◆ PROBLEM DETAILS ◆
Quote all of the entries word for word.
################
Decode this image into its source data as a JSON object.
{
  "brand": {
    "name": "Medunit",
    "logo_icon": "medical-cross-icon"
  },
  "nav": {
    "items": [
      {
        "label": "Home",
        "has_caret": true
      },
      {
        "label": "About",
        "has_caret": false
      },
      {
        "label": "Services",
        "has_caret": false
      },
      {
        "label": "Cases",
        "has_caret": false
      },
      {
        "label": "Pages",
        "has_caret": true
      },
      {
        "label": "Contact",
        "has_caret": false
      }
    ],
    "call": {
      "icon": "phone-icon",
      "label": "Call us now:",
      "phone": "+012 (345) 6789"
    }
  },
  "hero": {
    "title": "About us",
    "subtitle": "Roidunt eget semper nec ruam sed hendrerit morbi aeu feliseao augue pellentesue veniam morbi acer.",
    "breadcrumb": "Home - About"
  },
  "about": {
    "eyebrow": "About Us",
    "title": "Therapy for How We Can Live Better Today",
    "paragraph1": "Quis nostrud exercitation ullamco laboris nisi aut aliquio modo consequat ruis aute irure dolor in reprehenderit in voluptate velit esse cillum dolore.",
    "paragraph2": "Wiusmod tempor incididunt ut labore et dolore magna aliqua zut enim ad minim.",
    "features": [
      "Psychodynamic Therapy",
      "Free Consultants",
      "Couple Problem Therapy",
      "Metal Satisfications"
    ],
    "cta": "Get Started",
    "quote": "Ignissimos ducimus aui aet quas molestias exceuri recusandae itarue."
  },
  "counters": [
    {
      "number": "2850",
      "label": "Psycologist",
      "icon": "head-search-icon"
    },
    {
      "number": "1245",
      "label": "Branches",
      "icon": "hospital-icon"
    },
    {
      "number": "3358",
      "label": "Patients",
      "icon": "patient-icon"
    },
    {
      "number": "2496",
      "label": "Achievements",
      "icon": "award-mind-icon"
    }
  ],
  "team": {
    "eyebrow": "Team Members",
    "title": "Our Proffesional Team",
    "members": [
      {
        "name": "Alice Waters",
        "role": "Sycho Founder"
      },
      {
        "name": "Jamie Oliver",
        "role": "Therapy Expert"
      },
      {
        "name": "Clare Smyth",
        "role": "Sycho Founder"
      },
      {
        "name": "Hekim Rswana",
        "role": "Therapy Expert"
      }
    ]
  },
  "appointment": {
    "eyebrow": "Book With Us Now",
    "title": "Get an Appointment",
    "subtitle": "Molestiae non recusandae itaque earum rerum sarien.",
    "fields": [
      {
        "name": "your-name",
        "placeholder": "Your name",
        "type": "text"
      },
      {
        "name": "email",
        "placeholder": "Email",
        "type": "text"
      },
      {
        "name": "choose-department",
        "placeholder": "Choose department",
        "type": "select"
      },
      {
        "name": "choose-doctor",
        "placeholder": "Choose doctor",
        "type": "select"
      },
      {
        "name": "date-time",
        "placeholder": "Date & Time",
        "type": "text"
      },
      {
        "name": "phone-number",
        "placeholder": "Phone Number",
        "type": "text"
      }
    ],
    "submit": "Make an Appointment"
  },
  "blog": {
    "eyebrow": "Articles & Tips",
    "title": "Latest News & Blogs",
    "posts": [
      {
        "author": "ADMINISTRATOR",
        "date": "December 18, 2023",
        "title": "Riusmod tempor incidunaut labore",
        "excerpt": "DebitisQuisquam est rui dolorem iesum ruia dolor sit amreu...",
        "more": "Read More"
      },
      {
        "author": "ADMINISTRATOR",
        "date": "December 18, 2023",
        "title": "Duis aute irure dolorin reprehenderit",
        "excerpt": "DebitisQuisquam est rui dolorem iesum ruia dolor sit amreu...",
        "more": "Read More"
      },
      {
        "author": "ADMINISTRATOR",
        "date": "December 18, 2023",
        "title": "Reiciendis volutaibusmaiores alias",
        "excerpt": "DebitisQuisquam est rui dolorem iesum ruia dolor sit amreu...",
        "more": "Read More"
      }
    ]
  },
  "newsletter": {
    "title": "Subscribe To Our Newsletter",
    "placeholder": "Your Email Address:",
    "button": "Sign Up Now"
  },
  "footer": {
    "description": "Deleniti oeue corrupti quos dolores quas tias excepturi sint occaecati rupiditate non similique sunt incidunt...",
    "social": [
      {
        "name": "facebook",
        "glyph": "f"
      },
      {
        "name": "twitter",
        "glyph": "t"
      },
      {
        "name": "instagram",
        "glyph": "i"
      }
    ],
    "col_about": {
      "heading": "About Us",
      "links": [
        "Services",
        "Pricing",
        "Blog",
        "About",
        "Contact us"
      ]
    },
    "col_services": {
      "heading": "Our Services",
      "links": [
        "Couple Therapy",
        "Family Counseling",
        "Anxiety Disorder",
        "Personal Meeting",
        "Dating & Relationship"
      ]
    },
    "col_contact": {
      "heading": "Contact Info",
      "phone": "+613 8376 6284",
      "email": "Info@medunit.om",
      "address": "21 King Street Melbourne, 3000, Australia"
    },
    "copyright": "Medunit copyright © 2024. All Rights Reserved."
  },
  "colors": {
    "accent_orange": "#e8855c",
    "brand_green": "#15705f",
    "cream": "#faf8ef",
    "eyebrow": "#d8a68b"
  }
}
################
◆ EXERCISE RESPONSE ◆
Decode this image into its source data as a JSON object.
{
  "brand": {
    "name": "Medunit",
    "logo_icon": "medical-cross-icon"
  },
  "nav": {
    "items": [
      {
        "label": "Home",
        "has_caret": true
      },
      {
        "label": "About",
        "has_caret": false
      },
      {
        "label": "Services",
        "has_caret": false
      },
      {
        "label": "Cases",
        "has_caret": false
      },
      {
        "label": "Pages",
        "has_caret": true
      },
      {
        "label": "Contact",
        "has_caret": false
      }
    ],
    "call": {
      "icon": "phone-icon",
      "label": "Call us now:",
      "phone": "+012 (345) 6789"
    }
  },
  "hero": {
    "title": "About us",
    "subtitle": "Roidunt eget semper nec ruam sed hendrerit morbi aeu feliseao augue pellentesue veniam morbi acer.",
    "breadcrumb": "Home - About"
  },
  "about": {
    "eyebrow": "About Us",
    "title": "Therapy for How We Can Live Better Today",
    "paragraph1": "Quis nostrud exercitation ullamco laboris nisi aut aliquio modo consequat ruis aute irure dolor in reprehenderit in voluptate velit esse cillum dolore.",
    "paragraph2": "Wiusmod tempor incididunt ut labore et dolore magna aliqua zut enim ad minim.",
    "features": [
      "Psychodynamic Therapy",
      "Free Consultants",
      "Couple Problem Therapy",
      "Metal Satisfications"
    ],
    "cta": "Get Started",
    "quote": "Ignissimos ducimus aui aet quas molestias exceuri recusandae itarue."
  },
  "counters": [
    {
      "number": "2850",
      "label": "Psycologist",
      "icon": "head-search-icon"
    },
    {
      "number": "1245",
      "label": "Branches",
      "icon": "hospital-icon"
    },
    {
      "number": "3358",
      "label": "Patients",
      "icon": "patient-icon"
    },
    {
      "number": "2496",
      "label": "Achievements",
      "icon": "award-mind-icon"
    }
  ],
  "team": {
    "eyebrow": "Team Members",
    "title": "Our Proffesional Team",
    "members": [
      {
        "name": "Alice Waters",
        "role": "Sycho Founder"
      },
      {
        "name": "Jamie Oliver",
        "role": "Therapy Expert"
      },
      {
        "name": "Clare Smyth",
        "role": "Sycho Founder"
      },
      {
        "name": "Hekim Rswana",
        "role": "Therapy Expert"
      }
    ]
  },
  "appointment": {
    "eyebrow": "Book With Us Now",
    "title": "Get an Appointment",
    "subtitle": "Molestiae non recusandae itaque earum rerum sarien.",
    "fields": [
      {
        "name": "your-name",
        "placeholder": "Your name",
        "type": "text"
      },
      {
        "name": "email",
        "placeholder": "Email",
        "type": "text"
      },
      {
        "name": "choose-department",
        "placeholder": "Choose department",
        "type": "select"
      },
      {
        "name": "choose-doctor",
        "placeholder": "Choose doctor",
        "type": "select"
      },
      {
        "name": "date-time",
        "placeholder": "Date & Time",
        "type": "text"
      },
      {
        "name": "phone-number",
        "placeholder": "Phone Number",
        "type": "text"
      }
    ],
    "submit": "Make an Appointment"
  },
  "blog": {
    "eyebrow": "Articles & Tips",
    "title": "Latest News & Blogs",
    "posts": [
      {
        "author": "ADMINISTRATOR",
        "date": "December 18, 2023",
        "title": "Riusmod tempor incidunaut labore",
        "excerpt": "DebitisQuisquam est rui dolorem iesum ruia dolor sit amreu...",
        "more": "Read More"
      },
      {
        "author": "ADMINISTRATOR",
        "date": "December 18, 2023",
        "title": "Duis aute irure dolorin reprehenderit",
        "excerpt": "DebitisQuisquam est rui dolorem iesum ruia dolor sit amreu...",
        "more": "Read More"
      },
      {
        "author": "ADMINISTRATOR",
        "date": "December 18, 2023",
        "title": "Reiciendis volutaibusmaiores alias",
        "excerpt": "DebitisQuisquam est rui dolorem iesum ruia dolor sit amreu...",
        "more": "Read More"
      }
    ]
  },
  "newsletter": {
    "title": "Subscribe To Our Newsletter",
    "placeholder": "Your Email Address:",
    "button": "Sign Up Now"
  },
  "footer": {
    "description": "Deleniti oeue corrupti quos dolores quas tias excepturi sint occaecati rupiditate non similique sunt incidunt...",
    "social": [
      {
        "name": "facebook",
        "glyph": "f"
      },
      {
        "name": "twitter",
        "glyph": "t"
      },
      {
        "name": "instagram",
        "glyph": "i"
      }
    ],
    "col_about": {
      "heading": "About Us",
      "links": [
        "Services",
        "Pricing",
        "Blog",
        "About",
        "Contact us"
      ]
    },
    "col_services": {
      "heading": "Our Services",
      "links": [
        "Couple Therapy",
        "Family Counseling",
        "Anxiety Disorder",
        "Personal Meeting",
        "Dating & Relationship"
      ]
    },
    "col_contact": {
      "heading": "Contact Info",
      "phone": "+613 8376 6284",
      "email": "Info@medunit.om",
      "address": "21 King Street Melbourne, 3000, Australia"
    },
    "copyright": "Medunit copyright © 2024. All Rights Reserved."
  },
  "colors": {
    "accent_orange": "#e8855c",
    "brand_green": "#15705f",
    "cream": "#faf8ef",
    "eyebrow": "#d8a68b"
  }
}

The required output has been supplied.